EXERCISE PROMPT :: Using the records that follow, count the lines containing the word "name" and give that number only.

═════ DATA SHOWN

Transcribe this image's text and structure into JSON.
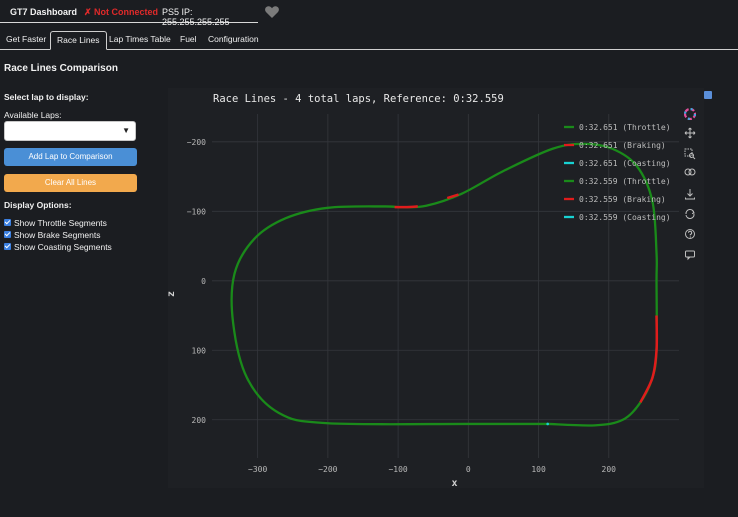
{
  "header": {
    "app_title": "GT7 Dashboard",
    "connection_status": "✗ Not Connected",
    "ps5_ip": "PS5 IP: 255.255.255.255",
    "favorite_icon": "heart-icon",
    "status_color": "#e02a2a"
  },
  "tabs": [
    {
      "label": "Get Faster"
    },
    {
      "label": "Race Lines",
      "active": true
    },
    {
      "label": "Lap Times Table"
    },
    {
      "label": "Fuel"
    },
    {
      "label": "Configuration"
    }
  ],
  "section_title": "Race Lines Comparison",
  "controls": {
    "select_lap_heading": "Select lap to display:",
    "available_laps_label": "Available Laps:",
    "laps_select_value": "",
    "add_lap_button": "Add Lap to Comparison",
    "clear_button": "Clear All Lines",
    "display_options_heading": "Display Options:",
    "options": [
      {
        "label": "Show Throttle Segments",
        "checked": true
      },
      {
        "label": "Show Brake Segments",
        "checked": true
      },
      {
        "label": "Show Coasting Segments",
        "checked": true
      }
    ]
  },
  "modebar_icons": [
    "plotly-logo-icon",
    "pan-icon",
    "zoom-icon",
    "lasso-icon",
    "download-icon",
    "reset-icon",
    "help-icon",
    "hover-icon"
  ],
  "chart_data": {
    "type": "line",
    "title": "Race Lines - 4 total laps, Reference: 0:32.559",
    "xlabel": "x",
    "ylabel": "z",
    "xlim": [
      -365,
      300
    ],
    "ylim": [
      255,
      -240
    ],
    "x_ticks": [
      -300,
      -200,
      -100,
      0,
      100,
      200
    ],
    "y_ticks": [
      -200,
      -100,
      0,
      100,
      200
    ],
    "grid": true,
    "legend_position": "top-right",
    "colors": {
      "throttle": "#1a8a1a",
      "braking": "#e01c1c",
      "coasting": "#18d2d2"
    },
    "legend": [
      {
        "name": "0:32.651 (Throttle)",
        "color": "#1a8a1a"
      },
      {
        "name": "0:32.651 (Braking)",
        "color": "#e01c1c"
      },
      {
        "name": "0:32.651 (Coasting)",
        "color": "#18d2d2"
      },
      {
        "name": "0:32.559 (Throttle)",
        "color": "#1a8a1a"
      },
      {
        "name": "0:32.559 (Braking)",
        "color": "#e01c1c"
      },
      {
        "name": "0:32.559 (Coasting)",
        "color": "#18d2d2"
      }
    ],
    "track": [
      [
        114,
        206
      ],
      [
        0,
        206
      ],
      [
        -200,
        205
      ],
      [
        -270,
        190
      ],
      [
        -315,
        140
      ],
      [
        -335,
        60
      ],
      [
        -333,
        -10
      ],
      [
        -305,
        -60
      ],
      [
        -260,
        -90
      ],
      [
        -200,
        -105
      ],
      [
        -120,
        -107
      ],
      [
        -95,
        -106
      ],
      [
        -60,
        -108
      ],
      [
        -10,
        -125
      ],
      [
        50,
        -158
      ],
      [
        120,
        -190
      ],
      [
        165,
        -197
      ],
      [
        205,
        -190
      ],
      [
        240,
        -165
      ],
      [
        262,
        -115
      ],
      [
        268,
        -40
      ],
      [
        268,
        0
      ],
      [
        268,
        100
      ],
      [
        262,
        140
      ],
      [
        245,
        175
      ],
      [
        220,
        200
      ],
      [
        180,
        208
      ],
      [
        114,
        206
      ]
    ],
    "braking_segments": [
      [
        [
          -105,
          -106
        ],
        [
          -90,
          -106
        ],
        [
          -72,
          -107
        ]
      ],
      [
        [
          -30,
          -119
        ],
        [
          -14,
          -124
        ]
      ],
      [
        [
          268,
          50
        ],
        [
          268,
          100
        ],
        [
          262,
          140
        ],
        [
          245,
          175
        ]
      ]
    ],
    "coasting_points": [
      [
        113,
        206
      ]
    ]
  }
}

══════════

RESPONSE AREA :: 6